I received my PharmD from Shenandoah University (Winchester, VA) and then went on to complete a PGY1 Community Pharmacy Residency at Appalachian College of Pharmacy (Oakwood, VA). The program included one day per week practicing in an ambulatory care clinic and developing diabetes management services at a site that was just beginning to include pharmacists in their practice.  Additionally, I was afforded opportunities to provide services in the community setting including A1c testing, diabetes education/support group meetings, and diabetes foot care/shoe fittings.  Following my PGY1, I completed a PGY2 Ambulatory Care/Academia Residency at Wingate University (Wingate, NC).  Here I practiced in several ambulatory care clinics focusing on diabetes management and advanced diabetes services including continuous glucose monitoring and insulin pumps.
Memorable patient encounter:
There are a number of patients that will always be forefront in my mind as being the "Highest A1c I've ever seen!" or the "Is that really his/her insulin dose?". These patients are wonderful to work with and I enjoy celebrating their successes with them and their families/caregivers.  Perhaps the most amazing thing to me is when those same patients remember something about me or take the time to provide a heartfelt thank you. 
What does the SIG bring to you, and why do you enjoy serving:
Being a part of the Diabetes Management SIG allows me to network and collaborate with colleagues across the country that are also involved in diabetes management. Together we can have discussions regarding patient cases, new products, clinical trials, etc.  The professional relationships are invaluable; however, I enjoy the personal friendships that have developed as well.  Additionally, the SIG allows me to interact with student pharmacists throughout the United States.  It's great to be able to provide mentorship, but even more so to be inspired by the activities that these future pharmacist practitioners are completing.  All of these reasons contribute to my desire to serve the SIG and highlight those engaged in new and exciting diabetes care endeavors. 
Tips for students:

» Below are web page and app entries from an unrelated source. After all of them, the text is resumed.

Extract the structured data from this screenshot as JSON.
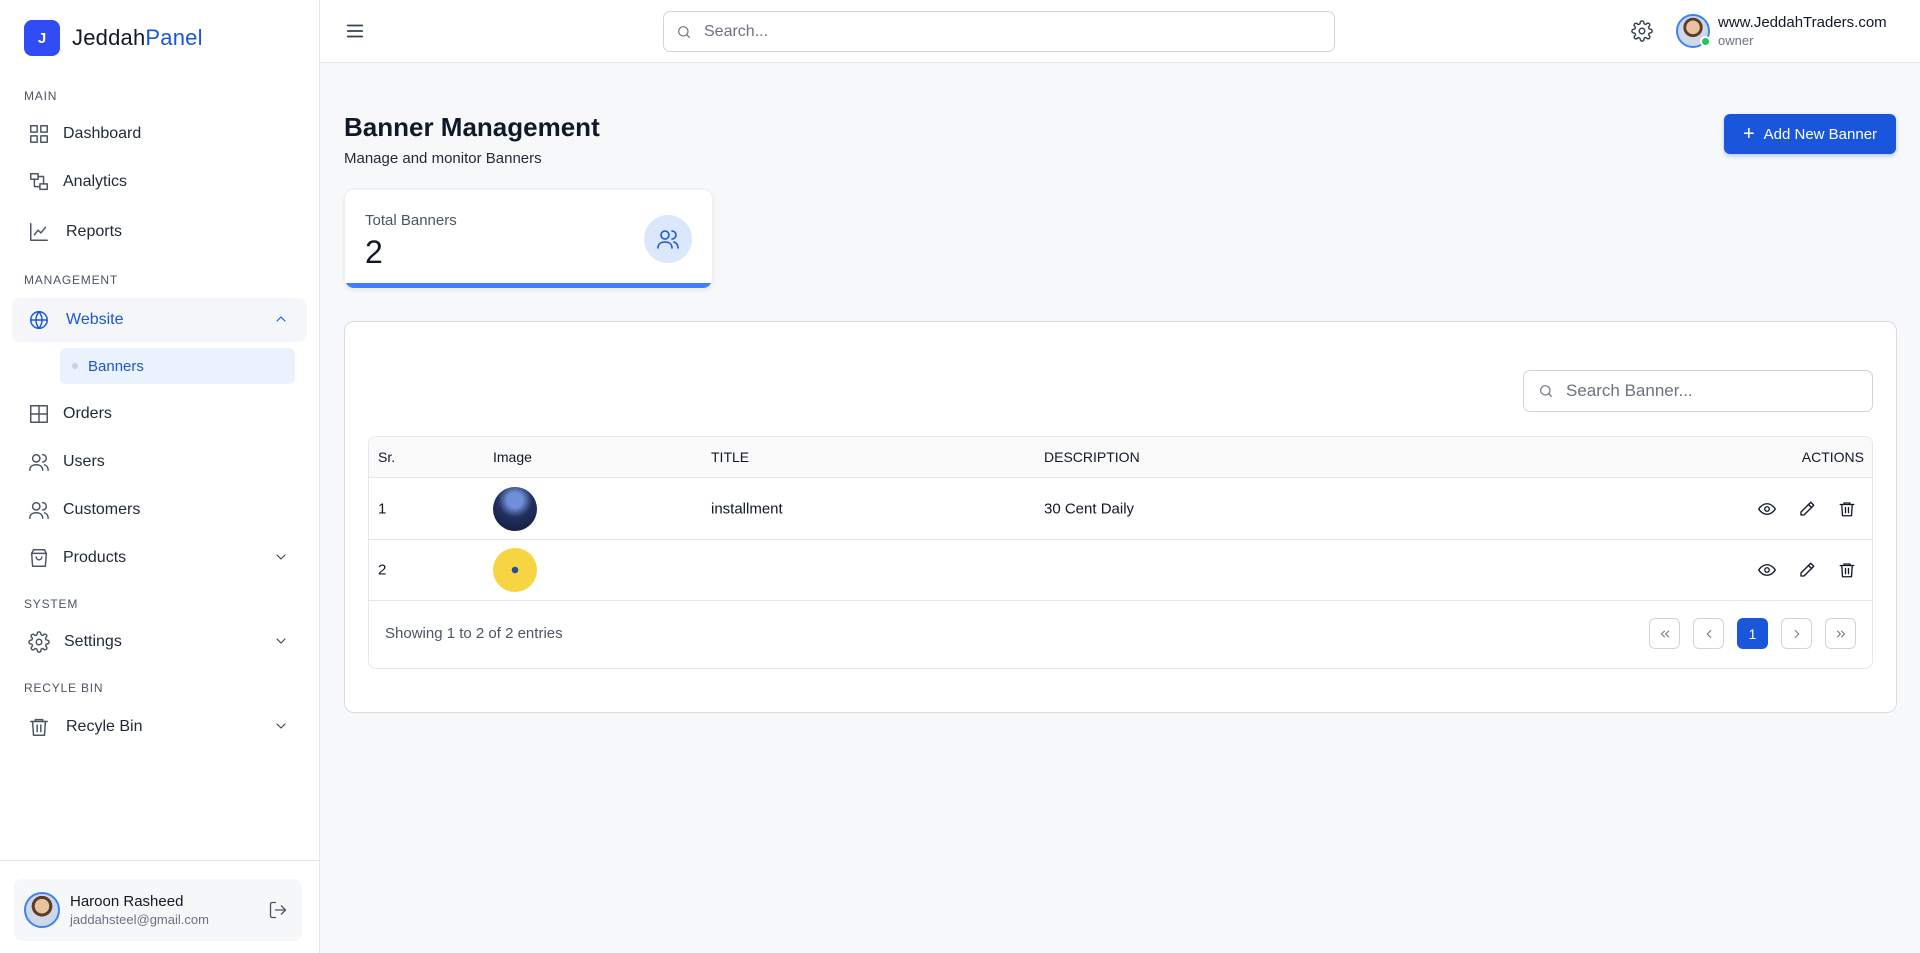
{
  "brand": {
    "logo_letter": "J",
    "name_part1": "Jeddah",
    "name_part2": "Panel",
    "accent_color": "#1a56db"
  },
  "sidebar": {
    "sections": {
      "main": "MAIN",
      "management": "MANAGEMENT",
      "system": "SYSTEM",
      "recycle": "RECYLE BIN"
    },
    "items": {
      "dashboard": "Dashboard",
      "analytics": "Analytics",
      "reports": "Reports",
      "website": "Website",
      "banners": "Banners",
      "orders": "Orders",
      "users": "Users",
      "customers": "Customers",
      "products": "Products",
      "settings": "Settings",
      "recycle_bin": "Recyle Bin"
    },
    "user": {
      "name": "Haroon Rasheed",
      "email": "jaddahsteel@gmail.com"
    }
  },
  "header": {
    "search_placeholder": "Search...",
    "site": "www.JeddahTraders.com",
    "role": "owner"
  },
  "page": {
    "title": "Banner Management",
    "subtitle": "Manage and monitor Banners",
    "add_button": "Add New Banner"
  },
  "stat": {
    "label": "Total Banners",
    "value": "2"
  },
  "table": {
    "search_placeholder": "Search Banner...",
    "columns": {
      "sr": "Sr.",
      "image": "Image",
      "title": "TITLE",
      "description": "DESCRIPTION",
      "actions": "ACTIONS"
    },
    "rows": [
      {
        "sr": "1",
        "image": "banner-installment-image",
        "title": "installment",
        "description": "30 Cent Daily"
      },
      {
        "sr": "2",
        "image": "banner-yellow-image",
        "title": "",
        "description": ""
      }
    ],
    "showing": "Showing 1 to 2 of 2 entries",
    "current_page": "1"
  }
}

Don't be afraid to ask questions! Personally, I've always been the person to ask, "Why?"  Curiosity is an admirable quality.  As an educator, I relish the opportunity to provide answers to the "why" questions of my patients and student pharmacists.